Repeat the data in full and exactly. Leave the pictures out.

Stored data:
──────────────────────────────
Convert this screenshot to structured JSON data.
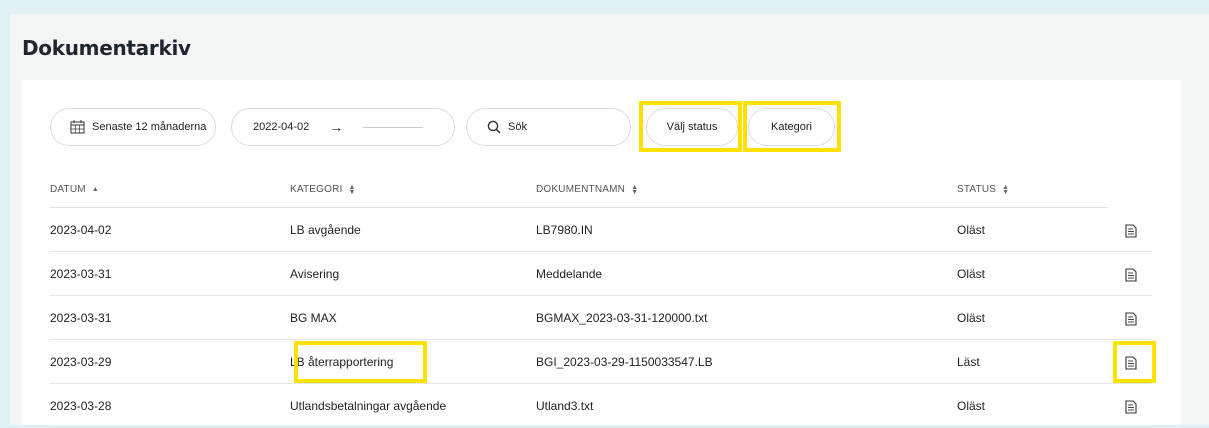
{
  "page": {
    "title": "Dokumentarkiv"
  },
  "filters": {
    "period_label": "Senaste 12 månaderna",
    "date_from": "2022-04-02",
    "date_arrow": "→",
    "search_placeholder": "Sök",
    "status_label": "Välj status",
    "category_label": "Kategori"
  },
  "table": {
    "columns": [
      "DATUM",
      "KATEGORI",
      "DOKUMENTNAMN",
      "STATUS"
    ],
    "rows": [
      {
        "date": "2023-04-02",
        "category": "LB avgående",
        "name": "LB7980.IN",
        "status": "Oläst",
        "icon": "document-icon"
      },
      {
        "date": "2023-03-31",
        "category": "Avisering",
        "name": "Meddelande",
        "status": "Oläst",
        "icon": "document-icon"
      },
      {
        "date": "2023-03-31",
        "category": "BG MAX",
        "name": "BGMAX_2023-03-31-120000.txt",
        "status": "Oläst",
        "icon": "document-icon"
      },
      {
        "date": "2023-03-29",
        "category": "LB återrapportering",
        "name": "BGI_2023-03-29-1150033547.LB",
        "status": "Läst",
        "icon": "document-icon"
      },
      {
        "date": "2023-03-28",
        "category": "Utlandsbetalningar avgående",
        "name": "Utland3.txt",
        "status": "Oläst",
        "icon": "document-icon"
      }
    ]
  },
  "colors": {
    "highlight": "#ffe100",
    "background": "#e0f1f4"
  }
}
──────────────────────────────
TASK SOLUTION:
Convert this screenshot to structured JSON data.
{
  "page": {
    "title": "Dokumentarkiv"
  },
  "filters": {
    "period_label": "Senaste 12 månaderna",
    "date_from": "2022-04-02",
    "date_arrow": "→",
    "search_placeholder": "Sök",
    "status_label": "Välj status",
    "category_label": "Kategori"
  },
  "table": {
    "columns": [
      "DATUM",
      "KATEGORI",
      "DOKUMENTNAMN",
      "STATUS"
    ],
    "rows": [
      {
        "date": "2023-04-02",
        "category": "LB avgående",
        "name": "LB7980.IN",
        "status": "Oläst",
        "icon": "document-icon"
      },
      {
        "date": "2023-03-31",
        "category": "Avisering",
        "name": "Meddelande",
        "status": "Oläst",
        "icon": "document-icon"
      },
      {
        "date": "2023-03-31",
        "category": "BG MAX",
        "name": "BGMAX_2023-03-31-120000.txt",
        "status": "Oläst",
        "icon": "document-icon"
      },
      {
        "date": "2023-03-29",
        "category": "LB återrapportering",
        "name": "BGI_2023-03-29-1150033547.LB",
        "status": "Läst",
        "icon": "document-icon"
      },
      {
        "date": "2023-03-28",
        "category": "Utlandsbetalningar avgående",
        "name": "Utland3.txt",
        "status": "Oläst",
        "icon": "document-icon"
      }
    ]
  },
  "colors": {
    "highlight": "#ffe100",
    "background": "#e0f1f4"
  }
}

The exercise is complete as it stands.